My senior year in college I did an independent class with my friend, Whitney. We developed the curriculum for our studies that quarter. The focus: The Objectification of Women in Media. We wanted to research, learn, and dig deep about what women and girls were really looking out when they looked at women in the media. Our main focus was on advertising – specifically in magazines. Jean Kilbourne was an author and filmmaker we followed; I definitely recommend reviewing her work. We went to a woman’s conference where she spoke. We did interviews, peer groups, and sessions with freshman women. We lived and breathed advertising and we learned a lot. To this day I cannot look at an ad without picking it apart.
Which is why I love this change.org petition to Teen Vogue (why is there even a Teen Vogue?) to show their models in their real form without Photoshop. They had already petitioned Seventeen magazine with this result:
“We’re really excited, because Seventeen didn’t just promise one un-photoshopped spread a month, they went even further by promising not to change the faces or body size of their models, to listen to readers’ feedback and to celebrate beauty in all of its diverse shapes, sizes and colors.”
Rock On! I love that women and girls are starting these petitions. We should live in a world that celebrates women for their real beauty. For what they look like when they wake up in the morning. For living and being proud of our curves, flaws, and differences. By having magazines print photos with models in unrealistic ways, it makes girls and women think that they will never achieve that level of beauty. The fact is they will never achieve it, because many times it is not possible. Even for the model in the photo.

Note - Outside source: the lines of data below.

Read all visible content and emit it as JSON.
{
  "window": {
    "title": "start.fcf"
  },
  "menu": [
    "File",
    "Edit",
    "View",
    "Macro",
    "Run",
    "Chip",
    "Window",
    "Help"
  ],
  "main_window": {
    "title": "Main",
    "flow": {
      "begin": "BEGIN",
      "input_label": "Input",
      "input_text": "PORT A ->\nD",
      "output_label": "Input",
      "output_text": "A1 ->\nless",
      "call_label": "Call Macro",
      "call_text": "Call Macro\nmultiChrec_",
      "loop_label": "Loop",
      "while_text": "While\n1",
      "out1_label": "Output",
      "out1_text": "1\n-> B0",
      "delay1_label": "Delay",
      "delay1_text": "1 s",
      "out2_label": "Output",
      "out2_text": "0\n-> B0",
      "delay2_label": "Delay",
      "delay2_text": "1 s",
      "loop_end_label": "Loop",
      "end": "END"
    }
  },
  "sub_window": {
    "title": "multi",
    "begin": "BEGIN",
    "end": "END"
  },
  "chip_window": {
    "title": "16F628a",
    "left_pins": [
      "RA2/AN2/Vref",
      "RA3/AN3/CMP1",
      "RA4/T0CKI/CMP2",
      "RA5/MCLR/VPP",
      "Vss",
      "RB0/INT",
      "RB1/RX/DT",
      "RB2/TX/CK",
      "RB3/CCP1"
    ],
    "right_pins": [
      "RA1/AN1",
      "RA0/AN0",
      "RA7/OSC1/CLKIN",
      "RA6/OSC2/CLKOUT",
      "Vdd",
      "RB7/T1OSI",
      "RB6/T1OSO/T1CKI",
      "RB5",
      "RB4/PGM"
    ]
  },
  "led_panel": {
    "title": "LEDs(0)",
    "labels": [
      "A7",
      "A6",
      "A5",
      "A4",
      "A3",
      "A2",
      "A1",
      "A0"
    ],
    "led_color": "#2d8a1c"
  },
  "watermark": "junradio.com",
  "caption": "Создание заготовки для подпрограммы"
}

We need to advertise, publish, and present images of reality. The good, the bad, and the flawed. We are all perfect just the way we are!